Study material START

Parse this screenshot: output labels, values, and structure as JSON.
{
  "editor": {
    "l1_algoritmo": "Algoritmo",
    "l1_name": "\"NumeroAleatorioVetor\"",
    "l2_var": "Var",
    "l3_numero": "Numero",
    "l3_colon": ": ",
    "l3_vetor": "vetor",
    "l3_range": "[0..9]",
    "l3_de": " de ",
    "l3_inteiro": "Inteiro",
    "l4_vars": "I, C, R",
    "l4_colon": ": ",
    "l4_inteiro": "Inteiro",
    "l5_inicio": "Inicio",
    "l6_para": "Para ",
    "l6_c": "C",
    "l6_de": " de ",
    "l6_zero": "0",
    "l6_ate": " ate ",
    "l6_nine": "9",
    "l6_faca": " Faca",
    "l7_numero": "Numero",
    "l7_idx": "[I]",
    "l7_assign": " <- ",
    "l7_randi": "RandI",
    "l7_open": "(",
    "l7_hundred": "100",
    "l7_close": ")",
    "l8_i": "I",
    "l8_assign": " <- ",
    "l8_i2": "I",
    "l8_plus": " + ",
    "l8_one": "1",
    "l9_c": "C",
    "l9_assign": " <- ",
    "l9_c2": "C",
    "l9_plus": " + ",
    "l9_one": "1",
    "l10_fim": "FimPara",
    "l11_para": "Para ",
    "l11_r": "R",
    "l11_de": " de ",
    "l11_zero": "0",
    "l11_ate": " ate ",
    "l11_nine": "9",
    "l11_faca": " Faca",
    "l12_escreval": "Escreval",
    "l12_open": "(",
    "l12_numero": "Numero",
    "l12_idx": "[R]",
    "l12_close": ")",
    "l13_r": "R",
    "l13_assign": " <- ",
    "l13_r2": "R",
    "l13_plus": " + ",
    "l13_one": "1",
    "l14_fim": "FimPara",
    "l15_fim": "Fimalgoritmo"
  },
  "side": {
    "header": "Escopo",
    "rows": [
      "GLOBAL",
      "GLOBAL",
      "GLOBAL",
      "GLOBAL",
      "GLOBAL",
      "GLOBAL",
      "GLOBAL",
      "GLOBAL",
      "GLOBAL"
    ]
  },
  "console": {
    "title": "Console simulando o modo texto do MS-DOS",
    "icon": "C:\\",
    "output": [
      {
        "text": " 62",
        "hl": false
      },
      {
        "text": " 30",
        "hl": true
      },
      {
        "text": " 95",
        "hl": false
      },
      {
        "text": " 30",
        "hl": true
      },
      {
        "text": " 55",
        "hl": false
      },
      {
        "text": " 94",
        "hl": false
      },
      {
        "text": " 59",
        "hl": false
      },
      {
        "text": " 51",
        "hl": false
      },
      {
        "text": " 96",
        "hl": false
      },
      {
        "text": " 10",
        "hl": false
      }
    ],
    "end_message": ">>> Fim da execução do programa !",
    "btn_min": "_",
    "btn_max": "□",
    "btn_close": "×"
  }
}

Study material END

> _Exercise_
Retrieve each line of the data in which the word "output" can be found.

> _Final answer_
Parse this screenshot: output labels, values, and structure as JSON.
    "output": [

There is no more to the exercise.